(Records contained in a dataset)
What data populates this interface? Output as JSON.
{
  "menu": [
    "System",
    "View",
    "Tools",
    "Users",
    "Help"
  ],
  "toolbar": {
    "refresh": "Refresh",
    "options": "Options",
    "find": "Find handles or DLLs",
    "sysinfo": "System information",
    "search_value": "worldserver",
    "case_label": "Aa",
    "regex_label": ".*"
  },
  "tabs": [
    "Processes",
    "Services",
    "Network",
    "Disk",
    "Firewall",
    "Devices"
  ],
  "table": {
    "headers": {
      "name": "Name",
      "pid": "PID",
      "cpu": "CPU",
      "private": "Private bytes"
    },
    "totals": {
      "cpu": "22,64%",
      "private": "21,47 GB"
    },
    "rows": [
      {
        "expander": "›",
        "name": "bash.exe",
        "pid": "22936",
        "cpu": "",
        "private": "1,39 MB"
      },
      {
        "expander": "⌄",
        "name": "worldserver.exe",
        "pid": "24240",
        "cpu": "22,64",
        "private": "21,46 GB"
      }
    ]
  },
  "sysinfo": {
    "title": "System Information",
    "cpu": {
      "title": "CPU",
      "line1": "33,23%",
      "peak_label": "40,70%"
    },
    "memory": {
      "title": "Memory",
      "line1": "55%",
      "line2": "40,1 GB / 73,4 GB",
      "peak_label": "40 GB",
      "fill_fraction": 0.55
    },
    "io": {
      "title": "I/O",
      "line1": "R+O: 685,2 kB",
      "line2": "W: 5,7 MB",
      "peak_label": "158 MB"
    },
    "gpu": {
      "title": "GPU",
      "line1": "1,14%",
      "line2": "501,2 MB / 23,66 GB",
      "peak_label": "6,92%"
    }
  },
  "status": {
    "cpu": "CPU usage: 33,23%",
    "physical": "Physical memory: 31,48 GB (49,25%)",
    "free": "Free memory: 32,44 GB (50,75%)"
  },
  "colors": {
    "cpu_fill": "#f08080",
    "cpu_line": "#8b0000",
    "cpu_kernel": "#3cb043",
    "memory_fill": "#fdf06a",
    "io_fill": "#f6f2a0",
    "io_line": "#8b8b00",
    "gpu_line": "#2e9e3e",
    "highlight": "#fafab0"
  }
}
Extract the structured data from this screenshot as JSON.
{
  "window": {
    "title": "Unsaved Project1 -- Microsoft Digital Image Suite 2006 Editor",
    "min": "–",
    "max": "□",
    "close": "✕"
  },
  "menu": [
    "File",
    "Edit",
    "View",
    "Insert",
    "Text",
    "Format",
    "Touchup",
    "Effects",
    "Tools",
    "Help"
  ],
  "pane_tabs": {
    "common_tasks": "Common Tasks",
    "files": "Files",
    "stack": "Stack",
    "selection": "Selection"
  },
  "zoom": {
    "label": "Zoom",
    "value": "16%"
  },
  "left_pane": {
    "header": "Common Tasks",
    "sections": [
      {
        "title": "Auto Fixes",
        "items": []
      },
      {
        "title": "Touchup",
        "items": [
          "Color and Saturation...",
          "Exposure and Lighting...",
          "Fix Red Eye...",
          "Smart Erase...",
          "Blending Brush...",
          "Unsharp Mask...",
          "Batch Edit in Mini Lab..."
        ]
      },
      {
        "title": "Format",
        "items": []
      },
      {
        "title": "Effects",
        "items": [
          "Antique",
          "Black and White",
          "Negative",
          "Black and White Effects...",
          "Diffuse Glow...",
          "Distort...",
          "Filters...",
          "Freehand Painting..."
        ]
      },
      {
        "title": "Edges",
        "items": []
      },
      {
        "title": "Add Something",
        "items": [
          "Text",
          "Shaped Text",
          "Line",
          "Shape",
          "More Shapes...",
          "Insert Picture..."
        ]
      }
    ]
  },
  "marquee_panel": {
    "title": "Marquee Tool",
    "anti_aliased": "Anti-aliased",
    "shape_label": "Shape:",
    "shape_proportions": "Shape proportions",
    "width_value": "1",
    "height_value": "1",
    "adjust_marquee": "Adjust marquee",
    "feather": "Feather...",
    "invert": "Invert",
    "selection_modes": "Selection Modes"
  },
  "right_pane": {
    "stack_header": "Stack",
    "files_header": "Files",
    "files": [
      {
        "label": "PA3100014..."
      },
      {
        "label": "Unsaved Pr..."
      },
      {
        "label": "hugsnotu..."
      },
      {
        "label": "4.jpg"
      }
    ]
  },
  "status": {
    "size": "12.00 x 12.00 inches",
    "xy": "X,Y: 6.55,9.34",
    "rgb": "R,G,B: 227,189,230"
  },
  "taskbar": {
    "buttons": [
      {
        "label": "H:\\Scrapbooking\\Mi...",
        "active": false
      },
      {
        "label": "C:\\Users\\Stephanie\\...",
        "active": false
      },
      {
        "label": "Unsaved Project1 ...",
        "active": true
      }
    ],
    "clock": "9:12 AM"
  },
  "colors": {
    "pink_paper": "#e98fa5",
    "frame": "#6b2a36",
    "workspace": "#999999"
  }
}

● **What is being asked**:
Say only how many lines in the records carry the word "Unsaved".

● **Output of the task**:
3